▶ _GOAL OF THE EXERCISE_
Quote every line of the material beneath this one.
....................
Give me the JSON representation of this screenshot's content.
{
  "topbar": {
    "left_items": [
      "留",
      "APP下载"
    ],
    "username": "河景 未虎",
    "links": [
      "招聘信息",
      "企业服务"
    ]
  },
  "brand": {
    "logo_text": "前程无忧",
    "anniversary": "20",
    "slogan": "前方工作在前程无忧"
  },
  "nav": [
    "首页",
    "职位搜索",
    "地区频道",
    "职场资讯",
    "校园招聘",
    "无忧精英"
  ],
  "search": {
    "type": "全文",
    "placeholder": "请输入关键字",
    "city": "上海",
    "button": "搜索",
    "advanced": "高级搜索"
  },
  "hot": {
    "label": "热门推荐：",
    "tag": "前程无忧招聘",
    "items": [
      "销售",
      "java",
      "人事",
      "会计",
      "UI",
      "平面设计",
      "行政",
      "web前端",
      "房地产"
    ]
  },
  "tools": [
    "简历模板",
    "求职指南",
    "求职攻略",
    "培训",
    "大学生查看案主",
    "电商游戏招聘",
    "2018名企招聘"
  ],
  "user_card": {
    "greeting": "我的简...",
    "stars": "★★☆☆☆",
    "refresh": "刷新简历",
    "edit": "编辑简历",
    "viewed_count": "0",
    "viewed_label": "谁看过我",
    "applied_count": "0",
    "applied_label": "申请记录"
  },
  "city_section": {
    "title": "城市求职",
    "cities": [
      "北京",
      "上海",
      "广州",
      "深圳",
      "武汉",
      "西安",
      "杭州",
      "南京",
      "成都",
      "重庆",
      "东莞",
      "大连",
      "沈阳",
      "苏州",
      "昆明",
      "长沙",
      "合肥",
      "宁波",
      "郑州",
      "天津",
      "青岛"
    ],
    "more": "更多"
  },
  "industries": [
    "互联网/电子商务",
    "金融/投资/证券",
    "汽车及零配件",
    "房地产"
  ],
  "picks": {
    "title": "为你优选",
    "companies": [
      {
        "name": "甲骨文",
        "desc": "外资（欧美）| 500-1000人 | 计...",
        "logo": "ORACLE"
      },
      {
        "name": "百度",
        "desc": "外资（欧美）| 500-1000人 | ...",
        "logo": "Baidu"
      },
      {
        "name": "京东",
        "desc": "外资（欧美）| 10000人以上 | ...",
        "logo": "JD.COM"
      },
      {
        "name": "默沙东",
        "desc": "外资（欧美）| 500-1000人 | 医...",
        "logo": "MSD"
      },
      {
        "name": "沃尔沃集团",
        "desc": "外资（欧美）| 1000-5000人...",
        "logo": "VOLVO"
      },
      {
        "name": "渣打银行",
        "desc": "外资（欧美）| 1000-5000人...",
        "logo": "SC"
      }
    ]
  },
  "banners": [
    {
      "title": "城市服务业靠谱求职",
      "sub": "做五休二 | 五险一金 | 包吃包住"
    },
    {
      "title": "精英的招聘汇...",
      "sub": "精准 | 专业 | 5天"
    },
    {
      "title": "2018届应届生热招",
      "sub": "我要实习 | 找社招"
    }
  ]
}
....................
▶ _OUTPUT OF THE EXERCISE_
Give me the JSON representation of this screenshot's content.
{
  "topbar": {
    "left_items": [
      "留",
      "APP下载"
    ],
    "username": "河景 未虎",
    "links": [
      "招聘信息",
      "企业服务"
    ]
  },
  "brand": {
    "logo_text": "前程无忧",
    "anniversary": "20",
    "slogan": "前方工作在前程无忧"
  },
  "nav": [
    "首页",
    "职位搜索",
    "地区频道",
    "职场资讯",
    "校园招聘",
    "无忧精英"
  ],
  "search": {
    "type": "全文",
    "placeholder": "请输入关键字",
    "city": "上海",
    "button": "搜索",
    "advanced": "高级搜索"
  },
  "hot": {
    "label": "热门推荐：",
    "tag": "前程无忧招聘",
    "items": [
      "销售",
      "java",
      "人事",
      "会计",
      "UI",
      "平面设计",
      "行政",
      "web前端",
      "房地产"
    ]
  },
  "tools": [
    "简历模板",
    "求职指南",
    "求职攻略",
    "培训",
    "大学生查看案主",
    "电商游戏招聘",
    "2018名企招聘"
  ],
  "user_card": {
    "greeting": "我的简...",
    "stars": "★★☆☆☆",
    "refresh": "刷新简历",
    "edit": "编辑简历",
    "viewed_count": "0",
    "viewed_label": "谁看过我",
    "applied_count": "0",
    "applied_label": "申请记录"
  },
  "city_section": {
    "title": "城市求职",
    "cities": [
      "北京",
      "上海",
      "广州",
      "深圳",
      "武汉",
      "西安",
      "杭州",
      "南京",
      "成都",
      "重庆",
      "东莞",
      "大连",
      "沈阳",
      "苏州",
      "昆明",
      "长沙",
      "合肥",
      "宁波",
      "郑州",
      "天津",
      "青岛"
    ],
    "more": "更多"
  },
  "industries": [
    "互联网/电子商务",
    "金融/投资/证券",
    "汽车及零配件",
    "房地产"
  ],
  "picks": {
    "title": "为你优选",
    "companies": [
      {
        "name": "甲骨文",
        "desc": "外资（欧美）| 500-1000人 | 计...",
        "logo": "ORACLE"
      },
      {
        "name": "百度",
        "desc": "外资（欧美）| 500-1000人 | ...",
        "logo": "Baidu"
      },
      {
        "name": "京东",
        "desc": "外资（欧美）| 10000人以上 | ...",
        "logo": "JD.COM"
      },
      {
        "name": "默沙东",
        "desc": "外资（欧美）| 500-1000人 | 医...",
        "logo": "MSD"
      },
      {
        "name": "沃尔沃集团",
        "desc": "外资（欧美）| 1000-5000人...",
        "logo": "VOLVO"
      },
      {
        "name": "渣打银行",
        "desc": "外资（欧美）| 1000-5000人...",
        "logo": "SC"
      }
    ]
  },
  "banners": [
    {
      "title": "城市服务业靠谱求职",
      "sub": "做五休二 | 五险一金 | 包吃包住"
    },
    {
      "title": "精英的招聘汇...",
      "sub": "精准 | 专业 | 5天"
    },
    {
      "title": "2018届应届生热招",
      "sub": "我要实习 | 找社招"
    }
  ]
}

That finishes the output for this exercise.